** Data listing follows **

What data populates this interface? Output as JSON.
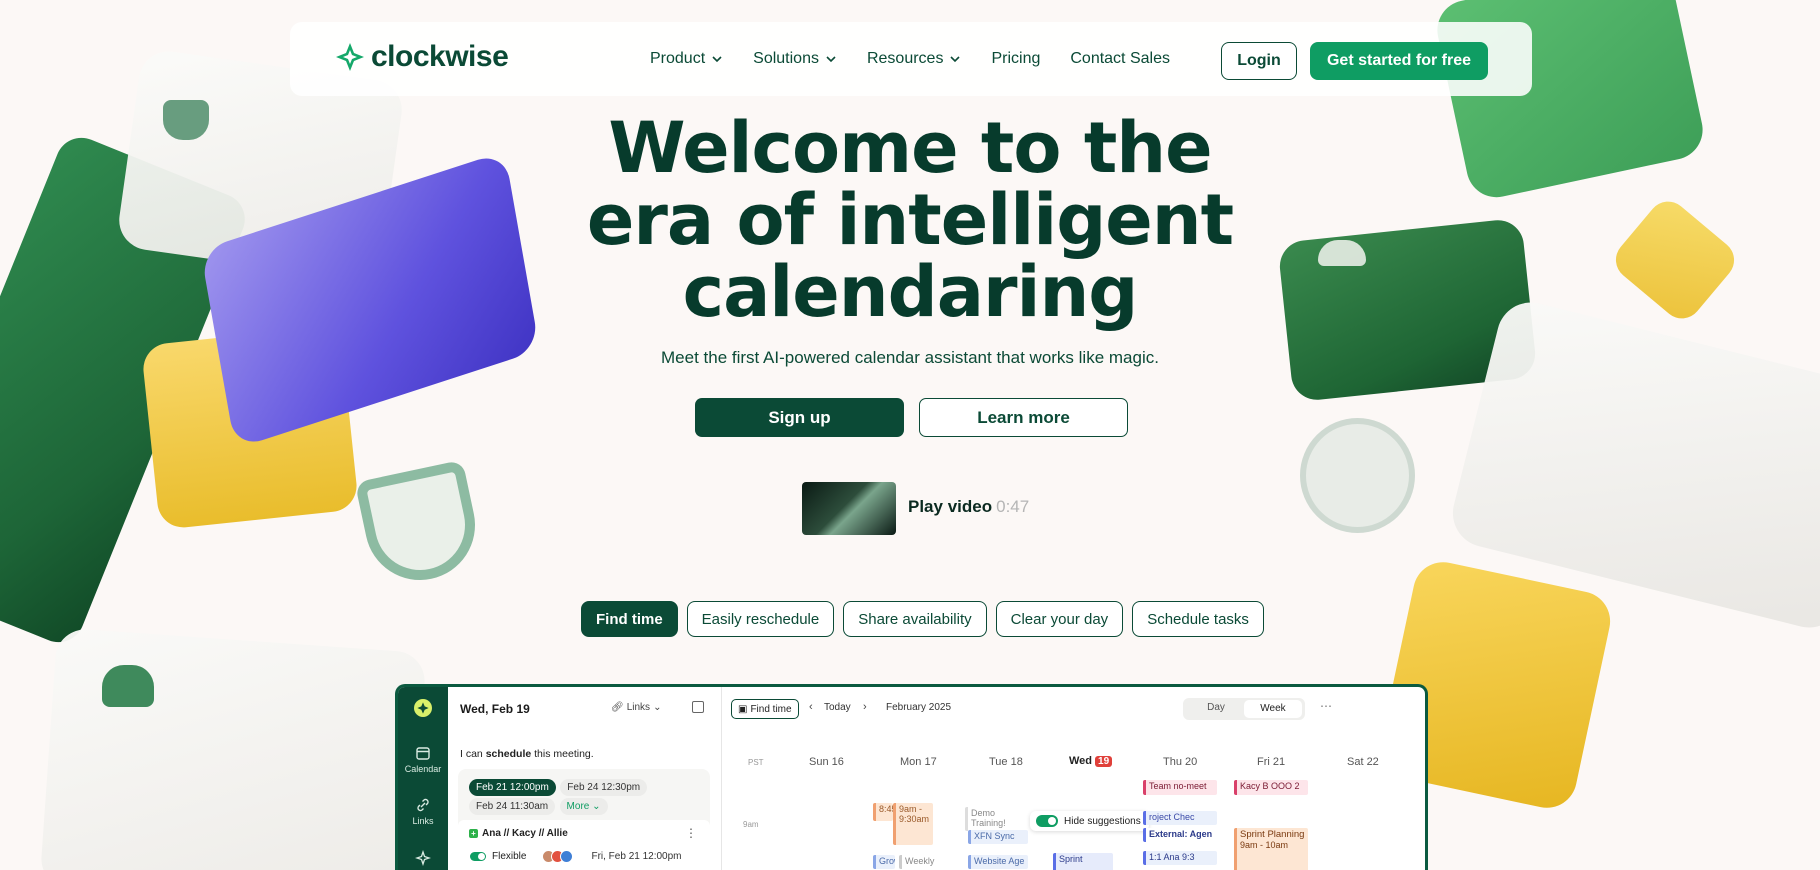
{
  "brand": {
    "name": "clockwise",
    "accent": "#0f9d63",
    "dark": "#0b4a36",
    "logo_icon": "sparkle-diamond-icon"
  },
  "nav": {
    "items": [
      {
        "label": "Product",
        "has_dropdown": true
      },
      {
        "label": "Solutions",
        "has_dropdown": true
      },
      {
        "label": "Resources",
        "has_dropdown": true
      },
      {
        "label": "Pricing",
        "has_dropdown": false
      },
      {
        "label": "Contact Sales",
        "has_dropdown": false
      }
    ],
    "login_label": "Login",
    "cta_label": "Get started for free"
  },
  "hero": {
    "headline_line1": "Welcome to the",
    "headline_line2": "era of intelligent",
    "headline_line3": "calendaring",
    "subtitle": "Meet the first AI-powered calendar assistant that works like magic.",
    "signup_label": "Sign up",
    "learn_more_label": "Learn more",
    "video_label": "Play video",
    "video_duration": "0:47"
  },
  "feature_tabs": [
    {
      "label": "Find time",
      "active": true
    },
    {
      "label": "Easily reschedule",
      "active": false
    },
    {
      "label": "Share availability",
      "active": false
    },
    {
      "label": "Clear your day",
      "active": false
    },
    {
      "label": "Schedule tasks",
      "active": false
    }
  ],
  "app": {
    "rail": [
      {
        "label": "Calendar"
      },
      {
        "label": "Links"
      }
    ],
    "left": {
      "date": "Wed, Feb 19",
      "links_label": "Links",
      "prompt_prefix": "I can ",
      "prompt_bold": "schedule",
      "prompt_suffix": " this meeting.",
      "slots": [
        "Feb 21 12:00pm",
        "Feb 24 12:30pm",
        "Feb 24 11:30am"
      ],
      "more_label": "More",
      "meeting_title": "Ana // Kacy // Allie",
      "flexible_label": "Flexible",
      "meeting_time": "Fri, Feb 21 12:00pm"
    },
    "right": {
      "find_time_label": "Find time",
      "today_label": "Today",
      "month": "February 2025",
      "view_day": "Day",
      "view_week": "Week",
      "timezone": "PST",
      "days": [
        {
          "label": "Sun 16"
        },
        {
          "label": "Mon 17"
        },
        {
          "label": "Tue 18"
        },
        {
          "label": "Wed",
          "badge": "19"
        },
        {
          "label": "Thu 20"
        },
        {
          "label": "Fri 21"
        },
        {
          "label": "Sat 22"
        }
      ],
      "hour_label": "9am",
      "hide_suggestions_label": "Hide suggestions",
      "events": {
        "team_no_meet": "Team no-meet",
        "kacy_ooo": "Kacy B OOO 2",
        "demo_training": "Demo Training!",
        "xfn_sync": "XFN Sync",
        "website_age": "Website Age",
        "project_check": "roject Chec",
        "external_agency": "External: Agen",
        "one_on_one": "1:1 Ana 9:3",
        "sprint_planning_thu": "Sprint",
        "sprint_planning_title": "Sprint Planning",
        "sprint_planning_time": "9am - 10am",
        "mon_time": "8:45",
        "mon_event": "9am - 9:30am",
        "mon_grow": "Grow",
        "mon_weekly": "Weekly"
      }
    }
  }
}
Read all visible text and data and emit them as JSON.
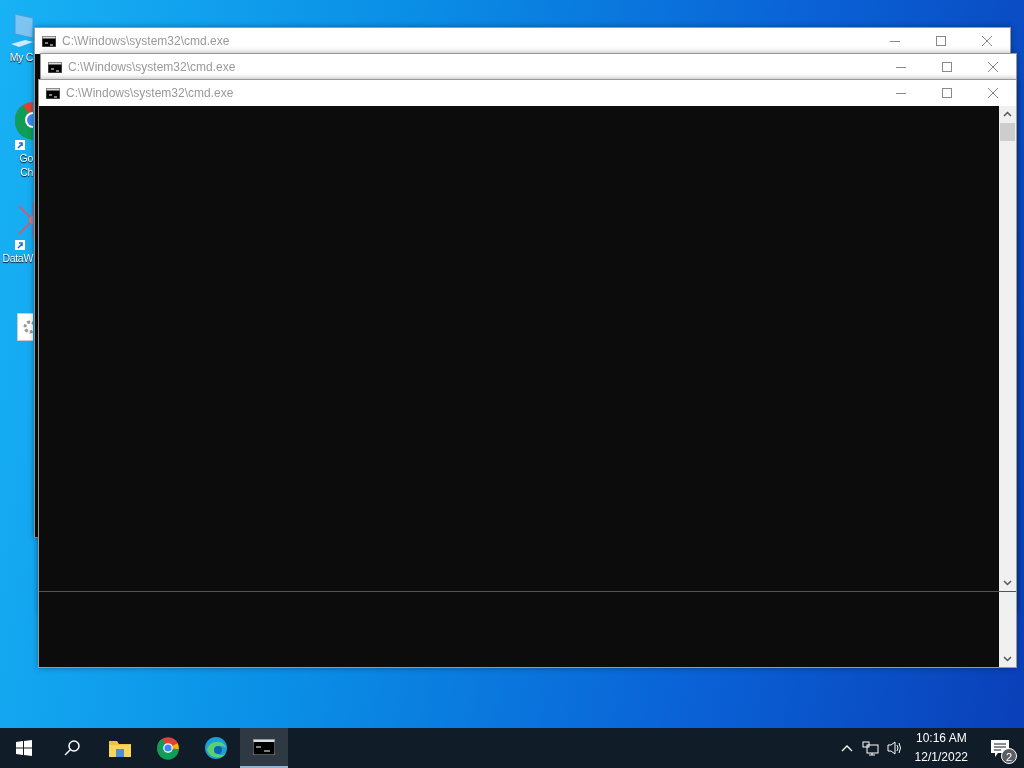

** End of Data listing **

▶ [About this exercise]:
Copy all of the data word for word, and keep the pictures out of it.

▶ [Task answer]:
What data populates this interface? Output as JSON.
{
  "brand": {
    "name": "clockwise",
    "accent": "#0f9d63",
    "dark": "#0b4a36",
    "logo_icon": "sparkle-diamond-icon"
  },
  "nav": {
    "items": [
      {
        "label": "Product",
        "has_dropdown": true
      },
      {
        "label": "Solutions",
        "has_dropdown": true
      },
      {
        "label": "Resources",
        "has_dropdown": true
      },
      {
        "label": "Pricing",
        "has_dropdown": false
      },
      {
        "label": "Contact Sales",
        "has_dropdown": false
      }
    ],
    "login_label": "Login",
    "cta_label": "Get started for free"
  },
  "hero": {
    "headline_line1": "Welcome to the",
    "headline_line2": "era of intelligent",
    "headline_line3": "calendaring",
    "subtitle": "Meet the first AI-powered calendar assistant that works like magic.",
    "signup_label": "Sign up",
    "learn_more_label": "Learn more",
    "video_label": "Play video",
    "video_duration": "0:47"
  },
  "feature_tabs": [
    {
      "label": "Find time",
      "active": true
    },
    {
      "label": "Easily reschedule",
      "active": false
    },
    {
      "label": "Share availability",
      "active": false
    },
    {
      "label": "Clear your day",
      "active": false
    },
    {
      "label": "Schedule tasks",
      "active": false
    }
  ],
  "app": {
    "rail": [
      {
        "label": "Calendar"
      },
      {
        "label": "Links"
      }
    ],
    "left": {
      "date": "Wed, Feb 19",
      "links_label": "Links",
      "prompt_prefix": "I can ",
      "prompt_bold": "schedule",
      "prompt_suffix": " this meeting.",
      "slots": [
        "Feb 21 12:00pm",
        "Feb 24 12:30pm",
        "Feb 24 11:30am"
      ],
      "more_label": "More",
      "meeting_title": "Ana // Kacy // Allie",
      "flexible_label": "Flexible",
      "meeting_time": "Fri, Feb 21 12:00pm"
    },
    "right": {
      "find_time_label": "Find time",
      "today_label": "Today",
      "month": "February 2025",
      "view_day": "Day",
      "view_week": "Week",
      "timezone": "PST",
      "days": [
        {
          "label": "Sun 16"
        },
        {
          "label": "Mon 17"
        },
        {
          "label": "Tue 18"
        },
        {
          "label": "Wed",
          "badge": "19"
        },
        {
          "label": "Thu 20"
        },
        {
          "label": "Fri 21"
        },
        {
          "label": "Sat 22"
        }
      ],
      "hour_label": "9am",
      "hide_suggestions_label": "Hide suggestions",
      "events": {
        "team_no_meet": "Team no-meet",
        "kacy_ooo": "Kacy B OOO 2",
        "demo_training": "Demo Training!",
        "xfn_sync": "XFN Sync",
        "website_age": "Website Age",
        "project_check": "roject Chec",
        "external_agency": "External: Agen",
        "one_on_one": "1:1 Ana 9:3",
        "sprint_planning_thu": "Sprint",
        "sprint_planning_title": "Sprint Planning",
        "sprint_planning_time": "9am - 10am",
        "mon_time": "8:45",
        "mon_event": "9am - 9:30am",
        "mon_grow": "Grow",
        "mon_weekly": "Weekly"
      }
    }
  }
}
Read all visible text and data and emit them as JSON.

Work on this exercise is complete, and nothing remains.